One of the joys of whiling away one’s meaningless life watching movies comes from making connections between a certain film and pictures that came out years, even decades before it. In this new, occasional series we will track down the disparate elements that have influenced great films. Today’s subject: John Waters’ 1974 trash classic, Female Trouble. The film stars Divine as a fame-obsessed high school drop-out who will literally do anything to be a star. It’s cheap and vulgar in the extreme. It’s also pretty great.
Waters throws everything into Female Trouble, giving it more plot than many features twice its length. His inclination to be shamelessly histrionic recalls nothing more than the lush melodramas of director Douglas Sirk. A Sirk film, with its implausible dramatic turns and emotional insanity, shares far more with Waters’ work than one might first expect. Divine‘s face being mutilated after an assault with acid recalls Jane Wyman going blind in Magnificent Obsession.

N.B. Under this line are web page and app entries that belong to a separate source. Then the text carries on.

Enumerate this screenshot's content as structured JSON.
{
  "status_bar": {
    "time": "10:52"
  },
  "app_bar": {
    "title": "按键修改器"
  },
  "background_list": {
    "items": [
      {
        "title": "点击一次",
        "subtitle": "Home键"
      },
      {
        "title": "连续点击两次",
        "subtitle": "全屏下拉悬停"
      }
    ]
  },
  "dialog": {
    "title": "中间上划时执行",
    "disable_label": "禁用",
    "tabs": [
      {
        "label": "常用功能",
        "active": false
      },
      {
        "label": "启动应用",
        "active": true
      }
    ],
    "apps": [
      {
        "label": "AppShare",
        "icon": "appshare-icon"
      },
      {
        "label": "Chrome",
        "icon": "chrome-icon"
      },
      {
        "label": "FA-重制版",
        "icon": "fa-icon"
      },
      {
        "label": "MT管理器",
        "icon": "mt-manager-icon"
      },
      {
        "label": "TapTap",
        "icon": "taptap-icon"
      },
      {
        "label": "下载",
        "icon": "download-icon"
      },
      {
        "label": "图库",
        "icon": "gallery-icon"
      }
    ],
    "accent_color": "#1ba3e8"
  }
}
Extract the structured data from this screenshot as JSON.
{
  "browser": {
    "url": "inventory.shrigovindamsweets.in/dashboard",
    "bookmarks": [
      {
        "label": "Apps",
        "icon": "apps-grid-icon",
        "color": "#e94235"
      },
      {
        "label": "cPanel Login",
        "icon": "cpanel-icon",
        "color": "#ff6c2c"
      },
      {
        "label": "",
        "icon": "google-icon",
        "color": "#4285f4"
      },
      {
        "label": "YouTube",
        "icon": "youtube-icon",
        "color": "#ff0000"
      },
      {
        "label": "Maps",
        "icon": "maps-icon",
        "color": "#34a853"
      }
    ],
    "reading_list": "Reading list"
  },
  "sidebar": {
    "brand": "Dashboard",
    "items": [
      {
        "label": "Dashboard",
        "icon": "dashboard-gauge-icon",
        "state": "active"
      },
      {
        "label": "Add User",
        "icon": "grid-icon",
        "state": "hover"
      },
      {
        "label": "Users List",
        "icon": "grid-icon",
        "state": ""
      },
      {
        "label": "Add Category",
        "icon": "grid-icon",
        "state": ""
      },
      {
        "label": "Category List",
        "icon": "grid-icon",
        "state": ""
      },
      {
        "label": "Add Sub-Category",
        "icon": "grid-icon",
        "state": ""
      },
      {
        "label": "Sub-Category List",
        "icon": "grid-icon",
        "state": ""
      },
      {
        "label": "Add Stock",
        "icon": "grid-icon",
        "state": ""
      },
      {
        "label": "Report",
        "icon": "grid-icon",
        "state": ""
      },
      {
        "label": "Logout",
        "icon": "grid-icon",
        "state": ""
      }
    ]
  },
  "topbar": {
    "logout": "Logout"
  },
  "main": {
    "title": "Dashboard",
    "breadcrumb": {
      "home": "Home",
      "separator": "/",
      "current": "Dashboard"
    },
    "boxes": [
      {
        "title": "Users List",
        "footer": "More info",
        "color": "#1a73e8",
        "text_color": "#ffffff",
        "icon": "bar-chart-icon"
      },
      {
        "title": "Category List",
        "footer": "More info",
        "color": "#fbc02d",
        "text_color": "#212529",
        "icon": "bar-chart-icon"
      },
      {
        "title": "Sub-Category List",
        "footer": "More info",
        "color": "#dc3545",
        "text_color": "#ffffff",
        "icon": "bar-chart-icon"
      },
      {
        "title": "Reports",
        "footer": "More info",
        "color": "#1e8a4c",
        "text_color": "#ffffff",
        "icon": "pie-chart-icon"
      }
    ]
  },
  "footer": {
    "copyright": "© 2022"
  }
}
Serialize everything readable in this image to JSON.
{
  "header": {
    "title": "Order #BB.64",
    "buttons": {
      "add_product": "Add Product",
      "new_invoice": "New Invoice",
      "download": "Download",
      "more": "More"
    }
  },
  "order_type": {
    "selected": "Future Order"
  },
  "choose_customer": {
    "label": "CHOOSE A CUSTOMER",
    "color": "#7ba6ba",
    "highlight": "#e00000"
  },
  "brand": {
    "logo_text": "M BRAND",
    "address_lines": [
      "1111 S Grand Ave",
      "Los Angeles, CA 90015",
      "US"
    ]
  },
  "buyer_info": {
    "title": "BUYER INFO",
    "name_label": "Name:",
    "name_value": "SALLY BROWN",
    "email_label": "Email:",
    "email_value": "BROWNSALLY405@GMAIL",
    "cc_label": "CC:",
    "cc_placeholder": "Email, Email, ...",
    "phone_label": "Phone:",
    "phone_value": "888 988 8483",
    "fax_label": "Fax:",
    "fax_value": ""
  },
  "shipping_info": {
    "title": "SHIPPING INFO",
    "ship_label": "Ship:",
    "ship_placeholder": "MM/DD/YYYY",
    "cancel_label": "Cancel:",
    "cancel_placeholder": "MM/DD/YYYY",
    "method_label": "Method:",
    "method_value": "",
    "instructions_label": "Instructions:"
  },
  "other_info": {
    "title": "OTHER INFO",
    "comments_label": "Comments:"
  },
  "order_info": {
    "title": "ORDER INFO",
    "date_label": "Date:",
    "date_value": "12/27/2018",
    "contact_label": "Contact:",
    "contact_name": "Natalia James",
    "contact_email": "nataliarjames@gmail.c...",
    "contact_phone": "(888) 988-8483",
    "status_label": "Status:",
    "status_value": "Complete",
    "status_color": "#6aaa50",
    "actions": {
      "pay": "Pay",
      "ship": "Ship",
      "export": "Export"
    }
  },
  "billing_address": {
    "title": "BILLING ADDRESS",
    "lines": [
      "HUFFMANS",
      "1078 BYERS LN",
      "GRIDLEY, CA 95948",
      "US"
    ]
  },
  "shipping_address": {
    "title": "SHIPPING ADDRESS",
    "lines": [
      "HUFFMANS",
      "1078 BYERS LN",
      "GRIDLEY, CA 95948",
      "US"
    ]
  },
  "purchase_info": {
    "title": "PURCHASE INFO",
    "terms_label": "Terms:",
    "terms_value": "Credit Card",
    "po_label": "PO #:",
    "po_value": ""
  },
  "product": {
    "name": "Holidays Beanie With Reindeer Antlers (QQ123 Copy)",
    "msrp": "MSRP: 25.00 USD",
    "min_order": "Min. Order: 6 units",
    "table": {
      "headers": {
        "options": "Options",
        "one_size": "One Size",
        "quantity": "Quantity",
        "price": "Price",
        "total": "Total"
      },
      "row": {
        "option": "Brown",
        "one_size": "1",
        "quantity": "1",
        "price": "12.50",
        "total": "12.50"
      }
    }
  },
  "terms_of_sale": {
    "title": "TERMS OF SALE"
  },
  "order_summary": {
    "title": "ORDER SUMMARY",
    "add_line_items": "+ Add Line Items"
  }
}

One of Waters’ clear creative forebears is director Tod Browning. Browning’s career was always fixated on outcasts, weirdos, and monsters, including his most famous film, Dracula. While Browning’s work with Lon Chaney is essential (and calls to mind the close working relationship with Waters and Divine) the film that affects Female Trouble the most is 1932’s Freaks. Freaks was the most controversial film of its era and its disastrous reception effectively killed Browning’s career. The film is set in the carnival world with all manner of “freaks” who ultimately wreak vengeance on a greedy, villainous beauty that cheats them. The film’s ending is reminiscent of a particular Female Trouble scene which finds Mary Vivian Pierce mutilated and kept captive in a cage.
Divine’s addiction to fame no matter the cost is a quintessentially American idea. The quest for tabloid immortality has been explored in countless films over the years but few have had quite the impact of Chicago, which first debuted as a play in 1926. The following year saw release of a silent movie version. Fifty years later the story was revived as another stage show — this time a musical — a year after Female Trouble debuted, which subsequently lead to one of the most execrable Best Picture winners ever in 2003. (Female Trouble is art posing as trash while Rob Marshall’s Chicago is trash posing as art.) Perhaps John Waters and his low budget classic were in some small way responsible for the revival. In the end it all comes full circle.
~posted by Mike